Chris was too kind. Just as Ron Paul shouldn't be taken seriously, neither should Tony Marston. Neither has a clue, only zealotry. Joe, to his credit, took up this quote: "The database has always been a dumb data store, with all the business logic held separately within the application." His response was also too kind.

Marston has clearly never read, or if he did hasn't a clue what he read, Codd or Date. His statement is only true of coders back to AutoCoder and COBOL, not databases. As with the COBOL/VSAM/IMS folks that gave Dr. Codd the finger, Marston is just another guy who wants to keep writing lots of code, no matter how dumb that is. Prior to Dr. Codd's RM/RDBMS, there was IDMS and IMS; network and hierarchical database respectively. Both implemented logic in the database structure. Moreover, in 1968/9, IBM released CICS, likely the longest lived TPM (transaction processing monitor). A TPM does the read/write control for external code, largely COBOL with the IBM mainframes of the time. So, Marston is wrong in toto. Marston embodies the latter day Goths, who wish to take us back to the Dark Ages of their crude ancestors. A lot like Ron Paul, come to think of it.

The entire purpose of TPMs, pre-relational databases (IDMS, IMS, PICK), and RBDMS is to put data control with the data where it belongs. That is a threat to the horde of coders. Too bad.

For the record, I went back to see how the thread had gone, and couldn't keep my mouth shut. You have been warned.

01 January 2012

Back to the Future

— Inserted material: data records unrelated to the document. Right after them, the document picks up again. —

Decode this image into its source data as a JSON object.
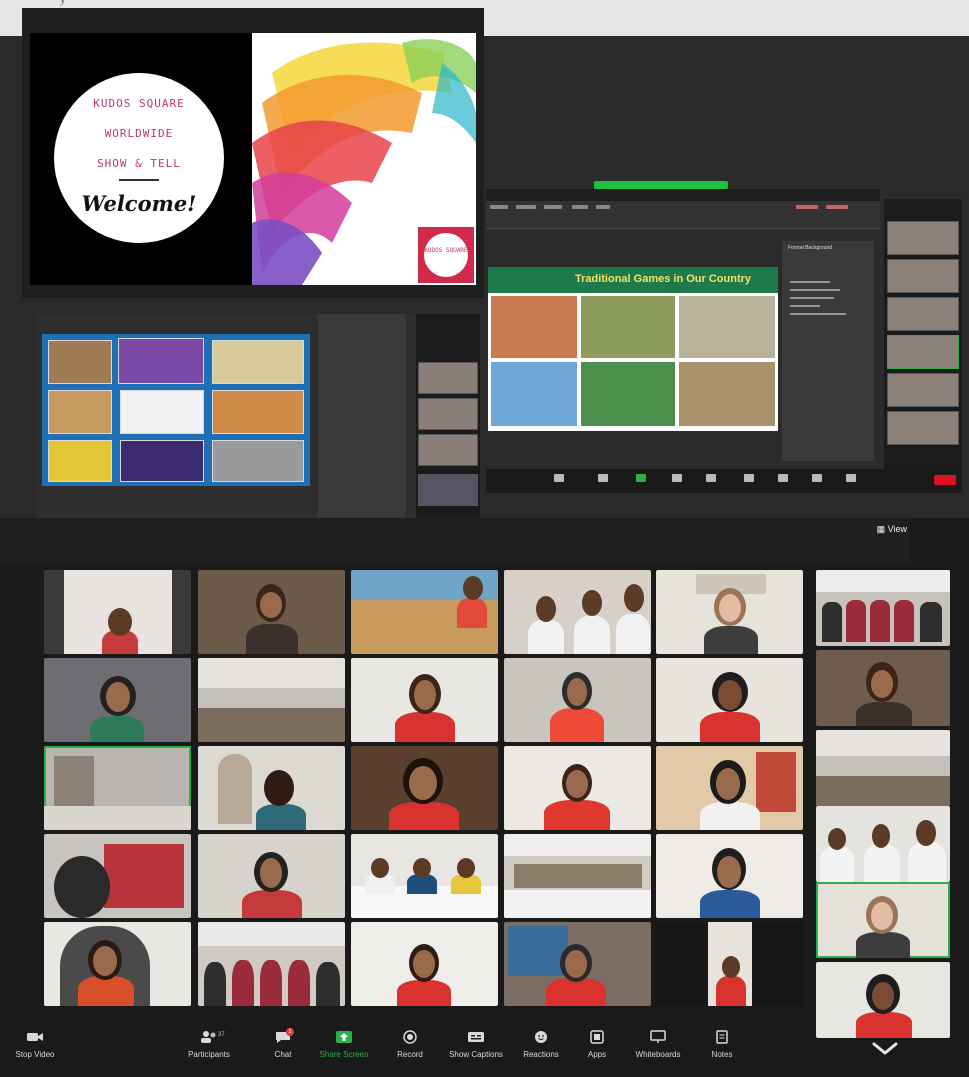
{
  "page": {
    "top_caption": "y"
  },
  "welcome_slide": {
    "lines": [
      "KUDOS SQUARE",
      "WORLDWIDE",
      "SHOW & TELL"
    ],
    "title": "Welcome!",
    "badge_text": "KUDOS SQUARE"
  },
  "ppt_window": {
    "slide_title": "Traditional Games in Our Country",
    "panel_title": "Format Background"
  },
  "meeting": {
    "view_label": "View",
    "toolbar": {
      "stop_video": "Stop Video",
      "participants": "Participants",
      "participants_count": "37",
      "chat": "Chat",
      "chat_badge": "1",
      "share_screen": "Share Screen",
      "record": "Record",
      "show_captions": "Show Captions",
      "reactions": "Reactions",
      "apps": "Apps",
      "whiteboards": "Whiteboards",
      "notes": "Notes"
    }
  },
  "colors": {
    "zoom_green": "#27b24a",
    "brand_pink": "#c0395a",
    "slide_green": "#1e7a4a",
    "slide_title_yellow": "#f3e36b"
  },
  "icons": [
    "video-camera-icon",
    "participants-icon",
    "chat-icon",
    "share-screen-icon",
    "record-icon",
    "captions-icon",
    "reactions-icon",
    "apps-icon",
    "whiteboard-icon",
    "notes-icon",
    "chevron-down-icon",
    "grid-view-icon"
  ]
}
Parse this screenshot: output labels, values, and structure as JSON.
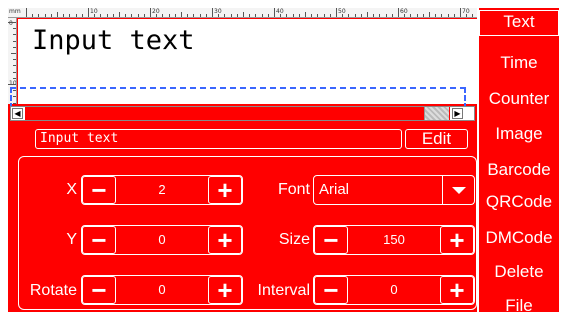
{
  "ruler": {
    "unit": "mm",
    "top_ticks": [
      "10",
      "20",
      "30",
      "40",
      "50",
      "60",
      "70"
    ],
    "left_ticks": [
      "0",
      "10"
    ]
  },
  "canvas": {
    "text": "Input text"
  },
  "text_input": {
    "value": "Input text"
  },
  "edit_button": {
    "label": "Edit"
  },
  "properties": {
    "x": {
      "label": "X",
      "value": "2"
    },
    "y": {
      "label": "Y",
      "value": "0"
    },
    "rotate": {
      "label": "Rotate",
      "value": "0"
    },
    "font": {
      "label": "Font",
      "value": "Arial"
    },
    "size": {
      "label": "Size",
      "value": "150"
    },
    "interval": {
      "label": "Interval",
      "value": "0"
    },
    "minus_symbol": "−",
    "plus_symbol": "+"
  },
  "sidebar": {
    "items": [
      {
        "label": "Text"
      },
      {
        "label": "Time"
      },
      {
        "label": "Counter"
      },
      {
        "label": "Image"
      },
      {
        "label": "Barcode"
      },
      {
        "label": "QRCode"
      },
      {
        "label": "DMCode"
      },
      {
        "label": "Delete"
      },
      {
        "label": "File"
      }
    ]
  },
  "colors": {
    "background": "#ff0000",
    "foreground": "#ffffff",
    "selection": "#3b66ff"
  },
  "icons": {
    "scroll_left": "triangle-left-icon",
    "scroll_right": "triangle-right-icon",
    "dropdown": "chevron-down-icon"
  }
}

As those who've been following this adventure since the beginning must know, one part of the journey down The Yellow Brick Road involves the nature of application execution. I've been saying for many years, since long before I ever put fingers to blog, that the inevitable result of "progress" in application design is to replicate, albeit with pretty pixels, the world of *nix databases and the VT-100. The reason is simple: this paradigm provides the greatest control with the greatest ease of use.

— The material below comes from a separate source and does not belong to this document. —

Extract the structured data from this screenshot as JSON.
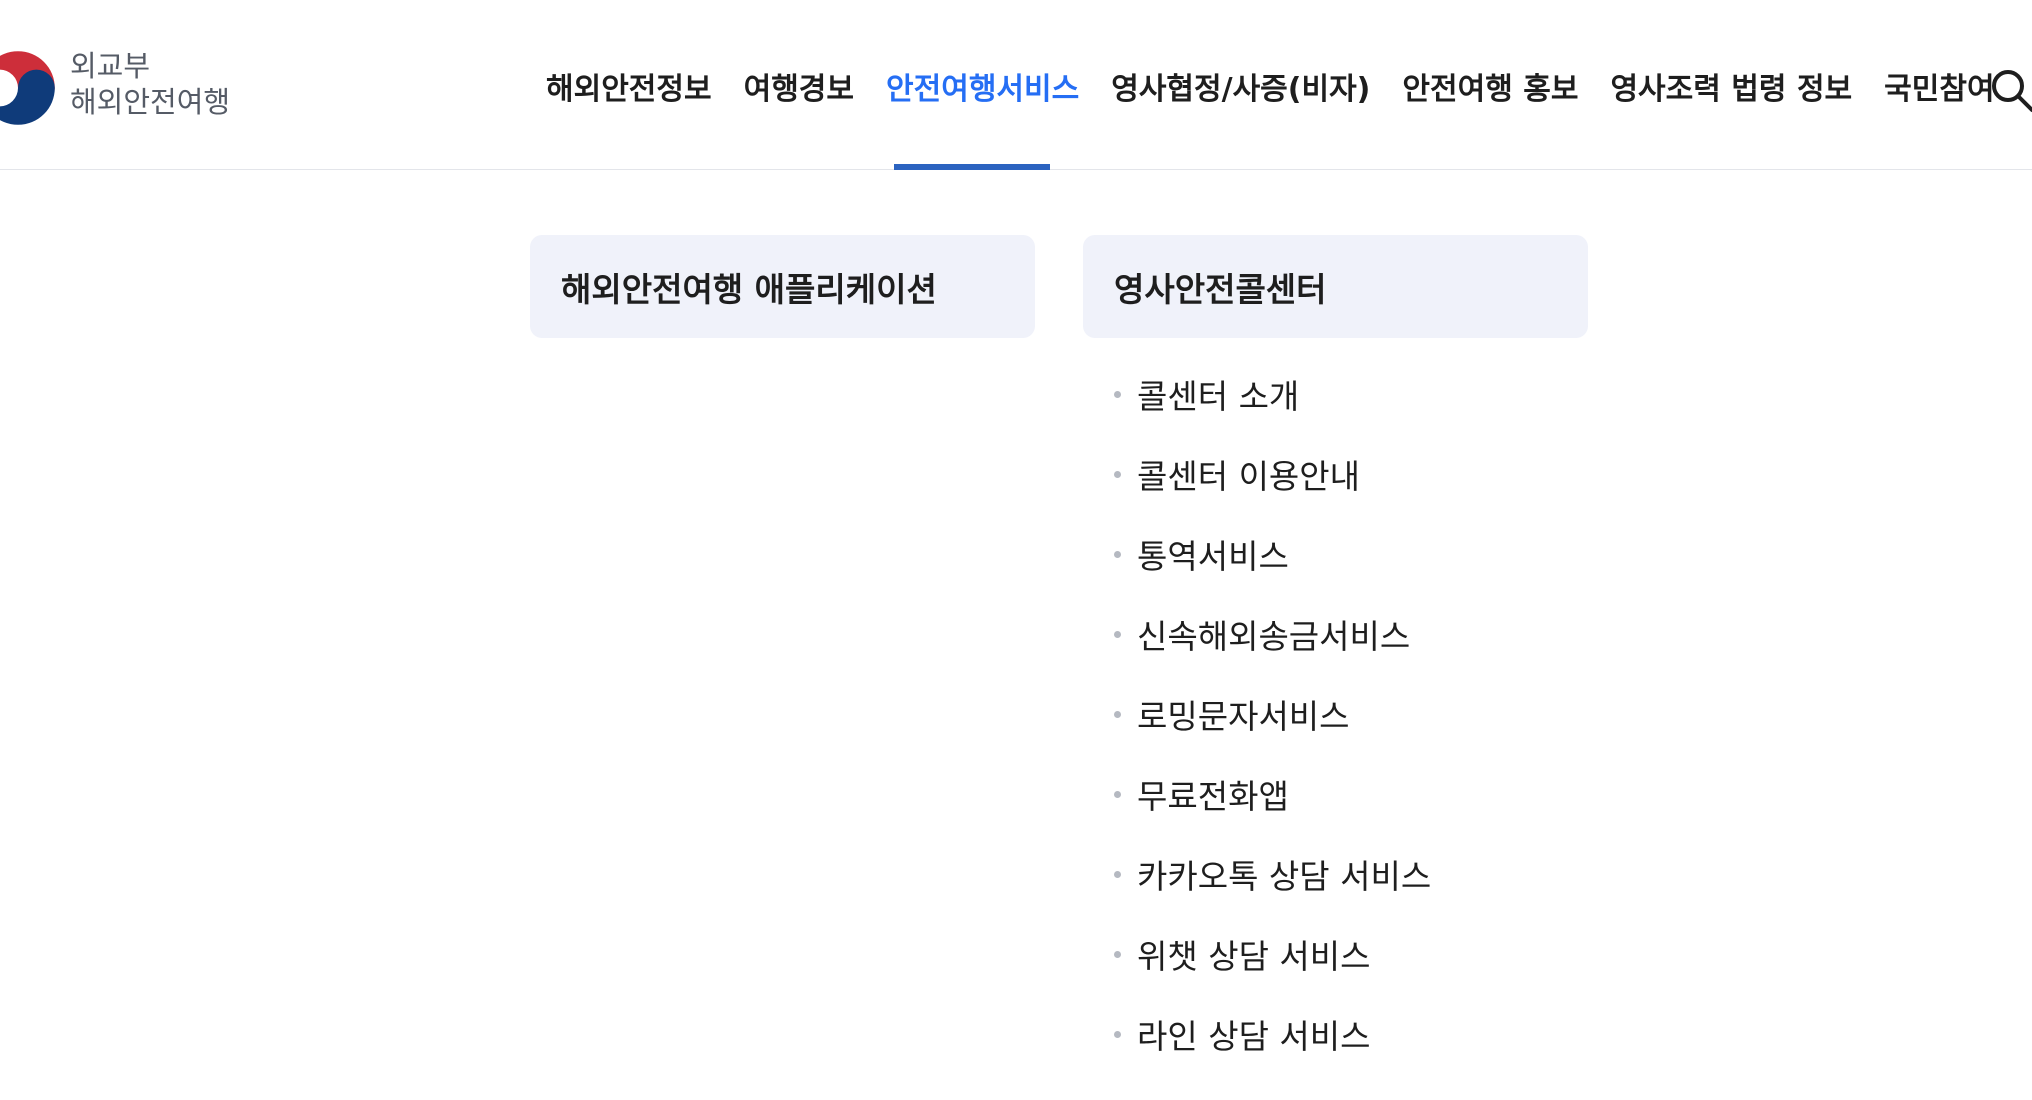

The continuing problem with actually getting there is the disconnected nature of http. "Server push", as it's often called, hasn't been functional. So, imagine my surprise to see this Eckel post on Artima. Here's the Wikipedia entry, too. The upshot of WebSocket is a terminal on a long wire to the database. The winners in this world will be those who recognize that the high normal form database, with small bits of data per UI screen, will be the winners. This paradigm supports centrally edited data, to any screen. In other words, client agnostic.

In due time, perhaps with my consulting advice, organizations will realize what WebSocket means. There's that old joke: "Doctor, it hurts when I do this." "Don't do that." The easiest approach to dealing with Big Data is to not build stupid flatfile datastores. *nix databases, of high normal form, on multi-core SSD machines allow data to be sent to clients in whatever form needed. Smaller is better, of course, but massive joined rows can be sent. Not that one would want to, of course.